FRANKFURT Dec 2 Shares in ThyssenKrupp
plunged in early Monday trading after the company
announced over the weekend the sale of its U.S. steel plant, a
deal to take back stainless steel assets it sold last year and
plans for a capital increase.
The stock was down 6.2 percent at 18.075 euros by 0830 GMT,
underperforming a 0.1 percent lower blue-chip DAX index
and reflecting disappointment that ThyssenKrupp, Germany's
biggest steelmaker, failed to reduce its exposure to the
volatile steel sector as much as hoped.
"We think a broader restructuring is much further away than
some may hope," Credit Suisse analyst Michael Shillaker said.
ThyssenKrupp said late on Friday it was selling the U.S.
plant in Calvert, Alabama, to ArcelorMittal and Nippon
Steel & Sumitomo Metal Corp for $1.55 billion, hitting
only the lower end of price expectations.
That also leaves it with loss-making Brazilian steel mill
CSA, which it had initially hoped to sell as well, and
management indicated ThyssenKrupp would now hang on to CSA for
ThyssenKrupp Chief Executive Heinrich Hiesinger has been
trying to shed assets with 10 billion euros ($13.6 billion) of
annual revenue to shift ThyssenKrupp away from the volatile
steel business into higher-margin products and services such as
elevators, submarines and factory components.
He tried for a year and a half to sell Steel Americas -
comprised of the steel finishing plant in Calvert and CSA in
Brazil - but negotiations turned out to be extremely difficult.
"Although TK Steel USA was sold, the big coup that was hoped
for did not materialise," DZ Bank analyst Dirk Schlamp said.
Also, ThyssenKrupp said late on Friday it was forced to take
back Italian steel plant Terni and high-performance alloy unit
VDM, parts of the stainless steel business it sold to Finland's
Outokumpu last year, in exchange for a loan note.
"We doubt that greater operational control over troubled
stainless assets is what ThyssenKrupp shareholders had in mind
for ThyssenKrupp's strategic shift in 2013/14," Nomura analyst
Neil Sampat said, cutting his recommendation on the stock to
"reduce" from "neutral".
And to alleviate the strain on its balance sheet,
ThyssenKrupp is planning to increase its capital by as much as
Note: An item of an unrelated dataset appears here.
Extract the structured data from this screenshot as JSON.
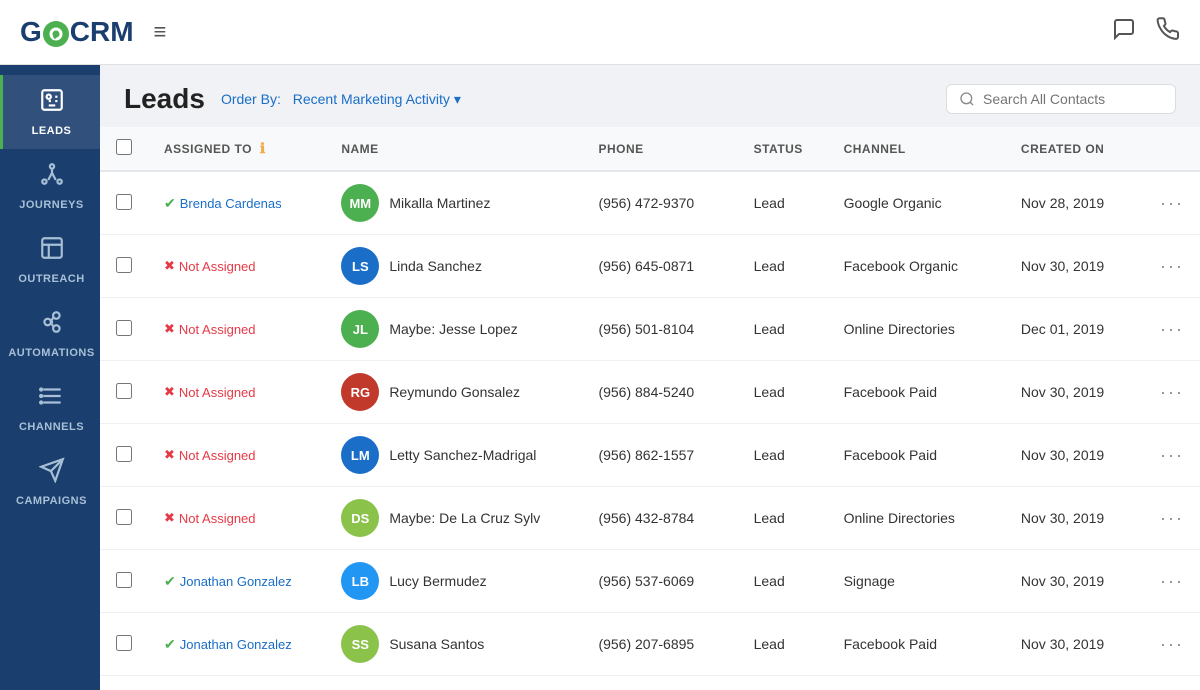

10 percent in a sale of new shares, which could raise close to 1
billion euros at Friday's closing price.
($1 = 0.7345 euros)
(Reporting by Maria Sheahan; Additional reporting by Tom
Kaeckenhoff; Editing by Mark Potter)